#### PROBLEM TO SOLVE:
Below are the records; copy every line in them that holds the string "label".

#### RAW DATA:
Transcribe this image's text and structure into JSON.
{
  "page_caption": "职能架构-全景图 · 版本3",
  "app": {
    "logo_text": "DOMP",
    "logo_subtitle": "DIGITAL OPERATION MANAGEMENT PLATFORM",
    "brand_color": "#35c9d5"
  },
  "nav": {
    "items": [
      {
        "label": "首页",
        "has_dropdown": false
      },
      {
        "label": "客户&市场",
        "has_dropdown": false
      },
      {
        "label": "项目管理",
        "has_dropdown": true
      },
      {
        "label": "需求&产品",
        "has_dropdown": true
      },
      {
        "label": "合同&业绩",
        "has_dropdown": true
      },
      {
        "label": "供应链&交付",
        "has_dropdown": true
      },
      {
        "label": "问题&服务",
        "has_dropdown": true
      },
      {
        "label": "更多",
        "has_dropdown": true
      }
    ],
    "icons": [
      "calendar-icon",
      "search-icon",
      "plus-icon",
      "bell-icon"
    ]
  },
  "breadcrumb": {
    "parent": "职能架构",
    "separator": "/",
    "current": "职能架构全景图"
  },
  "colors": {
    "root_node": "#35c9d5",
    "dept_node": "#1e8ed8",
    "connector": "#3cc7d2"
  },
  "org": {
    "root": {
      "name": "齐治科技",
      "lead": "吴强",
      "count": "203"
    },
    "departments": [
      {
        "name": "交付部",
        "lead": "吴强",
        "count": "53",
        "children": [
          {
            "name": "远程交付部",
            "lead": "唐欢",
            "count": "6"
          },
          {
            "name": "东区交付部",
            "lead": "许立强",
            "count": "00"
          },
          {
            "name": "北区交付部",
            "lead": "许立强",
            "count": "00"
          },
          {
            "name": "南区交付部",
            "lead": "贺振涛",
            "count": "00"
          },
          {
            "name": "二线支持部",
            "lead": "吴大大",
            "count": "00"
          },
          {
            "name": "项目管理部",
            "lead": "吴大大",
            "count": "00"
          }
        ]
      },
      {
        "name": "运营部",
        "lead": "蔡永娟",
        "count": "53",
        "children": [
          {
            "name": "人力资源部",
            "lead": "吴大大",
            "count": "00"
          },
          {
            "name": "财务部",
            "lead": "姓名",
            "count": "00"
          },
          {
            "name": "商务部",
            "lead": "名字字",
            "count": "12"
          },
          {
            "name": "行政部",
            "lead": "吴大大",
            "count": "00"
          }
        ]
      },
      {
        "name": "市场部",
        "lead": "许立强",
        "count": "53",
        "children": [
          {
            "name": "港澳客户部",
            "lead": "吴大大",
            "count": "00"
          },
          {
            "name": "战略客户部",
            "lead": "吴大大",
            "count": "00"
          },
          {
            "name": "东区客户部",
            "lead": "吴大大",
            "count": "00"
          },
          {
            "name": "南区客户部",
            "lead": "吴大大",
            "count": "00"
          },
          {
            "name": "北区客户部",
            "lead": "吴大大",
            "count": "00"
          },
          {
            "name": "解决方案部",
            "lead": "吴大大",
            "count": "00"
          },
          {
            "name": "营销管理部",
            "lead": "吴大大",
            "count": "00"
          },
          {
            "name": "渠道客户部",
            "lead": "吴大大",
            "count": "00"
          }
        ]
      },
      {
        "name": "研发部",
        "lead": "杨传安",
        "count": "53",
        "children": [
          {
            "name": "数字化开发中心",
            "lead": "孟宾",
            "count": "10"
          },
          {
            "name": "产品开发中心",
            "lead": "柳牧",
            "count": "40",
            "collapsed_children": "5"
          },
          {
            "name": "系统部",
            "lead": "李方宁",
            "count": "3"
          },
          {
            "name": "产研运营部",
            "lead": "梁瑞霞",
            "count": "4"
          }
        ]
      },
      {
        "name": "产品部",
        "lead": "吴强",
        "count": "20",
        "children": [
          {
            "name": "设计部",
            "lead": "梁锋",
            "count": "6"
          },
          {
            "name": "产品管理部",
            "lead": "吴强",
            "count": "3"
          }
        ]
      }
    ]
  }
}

#### EXERCISE SOLUTION:
        "label": "首页",
        "label": "客户&市场",
        "label": "项目管理",
        "label": "需求&产品",
        "label": "合同&业绩",
        "label": "供应链&交付",
        "label": "问题&服务",
        "label": "更多",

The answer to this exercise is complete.